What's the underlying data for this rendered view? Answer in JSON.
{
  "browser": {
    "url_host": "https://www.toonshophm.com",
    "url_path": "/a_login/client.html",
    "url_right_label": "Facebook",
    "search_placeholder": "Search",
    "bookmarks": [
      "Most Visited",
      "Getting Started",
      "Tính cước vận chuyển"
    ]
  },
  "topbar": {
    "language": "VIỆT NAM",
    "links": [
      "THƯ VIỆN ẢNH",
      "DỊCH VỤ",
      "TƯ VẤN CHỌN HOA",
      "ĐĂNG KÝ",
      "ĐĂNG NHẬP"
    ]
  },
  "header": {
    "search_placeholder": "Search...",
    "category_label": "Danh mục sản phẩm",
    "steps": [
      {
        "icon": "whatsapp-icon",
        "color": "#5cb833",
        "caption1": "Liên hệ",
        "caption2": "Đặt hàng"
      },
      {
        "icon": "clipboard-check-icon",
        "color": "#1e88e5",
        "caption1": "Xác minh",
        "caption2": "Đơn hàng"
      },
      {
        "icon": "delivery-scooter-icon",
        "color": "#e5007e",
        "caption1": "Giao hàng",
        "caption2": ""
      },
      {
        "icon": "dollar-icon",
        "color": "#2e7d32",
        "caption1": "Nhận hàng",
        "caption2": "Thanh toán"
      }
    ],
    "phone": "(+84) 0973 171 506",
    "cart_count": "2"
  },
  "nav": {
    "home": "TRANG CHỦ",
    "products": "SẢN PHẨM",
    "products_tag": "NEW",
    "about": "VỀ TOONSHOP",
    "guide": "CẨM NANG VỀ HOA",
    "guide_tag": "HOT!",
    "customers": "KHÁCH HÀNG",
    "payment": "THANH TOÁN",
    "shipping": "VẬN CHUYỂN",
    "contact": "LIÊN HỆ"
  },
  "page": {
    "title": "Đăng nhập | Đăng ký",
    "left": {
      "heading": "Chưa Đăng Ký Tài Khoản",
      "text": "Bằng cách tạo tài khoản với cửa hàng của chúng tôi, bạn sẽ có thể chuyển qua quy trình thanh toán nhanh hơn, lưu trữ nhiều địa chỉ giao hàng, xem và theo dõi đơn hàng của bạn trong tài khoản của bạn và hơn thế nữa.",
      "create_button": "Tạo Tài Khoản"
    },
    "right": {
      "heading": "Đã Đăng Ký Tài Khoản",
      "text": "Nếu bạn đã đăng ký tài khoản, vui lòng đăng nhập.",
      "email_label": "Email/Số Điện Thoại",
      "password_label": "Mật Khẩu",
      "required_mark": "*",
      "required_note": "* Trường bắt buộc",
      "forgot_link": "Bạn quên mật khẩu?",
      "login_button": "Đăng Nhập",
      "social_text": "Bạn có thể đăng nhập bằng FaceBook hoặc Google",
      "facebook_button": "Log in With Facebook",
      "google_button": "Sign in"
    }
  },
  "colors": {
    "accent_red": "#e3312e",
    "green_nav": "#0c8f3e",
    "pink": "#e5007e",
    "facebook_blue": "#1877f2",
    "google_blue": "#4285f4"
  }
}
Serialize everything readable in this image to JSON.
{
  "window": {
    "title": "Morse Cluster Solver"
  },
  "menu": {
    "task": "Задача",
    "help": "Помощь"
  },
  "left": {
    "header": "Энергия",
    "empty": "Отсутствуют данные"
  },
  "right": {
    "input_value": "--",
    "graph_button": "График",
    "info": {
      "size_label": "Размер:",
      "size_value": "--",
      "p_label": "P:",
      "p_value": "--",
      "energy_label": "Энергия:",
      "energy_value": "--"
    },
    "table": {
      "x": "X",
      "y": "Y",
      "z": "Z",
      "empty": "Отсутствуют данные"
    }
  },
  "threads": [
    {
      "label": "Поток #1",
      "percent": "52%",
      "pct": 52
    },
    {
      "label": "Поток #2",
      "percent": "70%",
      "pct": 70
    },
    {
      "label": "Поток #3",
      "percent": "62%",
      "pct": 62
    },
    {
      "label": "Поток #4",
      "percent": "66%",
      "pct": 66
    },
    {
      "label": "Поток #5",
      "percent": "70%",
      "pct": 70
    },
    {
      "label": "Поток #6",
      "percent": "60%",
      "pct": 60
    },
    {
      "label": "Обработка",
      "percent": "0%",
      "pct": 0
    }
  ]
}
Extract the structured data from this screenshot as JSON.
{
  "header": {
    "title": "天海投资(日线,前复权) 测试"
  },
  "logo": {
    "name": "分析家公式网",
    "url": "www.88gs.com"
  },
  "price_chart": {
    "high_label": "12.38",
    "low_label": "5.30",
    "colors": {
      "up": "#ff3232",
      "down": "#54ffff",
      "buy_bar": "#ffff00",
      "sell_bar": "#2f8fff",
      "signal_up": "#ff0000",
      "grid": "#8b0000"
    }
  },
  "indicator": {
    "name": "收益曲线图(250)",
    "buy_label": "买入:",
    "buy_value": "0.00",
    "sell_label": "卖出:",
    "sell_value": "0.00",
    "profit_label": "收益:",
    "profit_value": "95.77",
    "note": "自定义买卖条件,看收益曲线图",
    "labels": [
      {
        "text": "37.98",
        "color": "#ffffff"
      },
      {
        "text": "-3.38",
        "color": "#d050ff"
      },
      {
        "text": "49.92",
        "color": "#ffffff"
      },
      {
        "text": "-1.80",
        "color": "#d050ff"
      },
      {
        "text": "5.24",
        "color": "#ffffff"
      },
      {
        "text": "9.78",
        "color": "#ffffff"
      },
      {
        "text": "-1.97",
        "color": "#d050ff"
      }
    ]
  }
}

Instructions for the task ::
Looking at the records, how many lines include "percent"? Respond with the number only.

Solved problem ::
7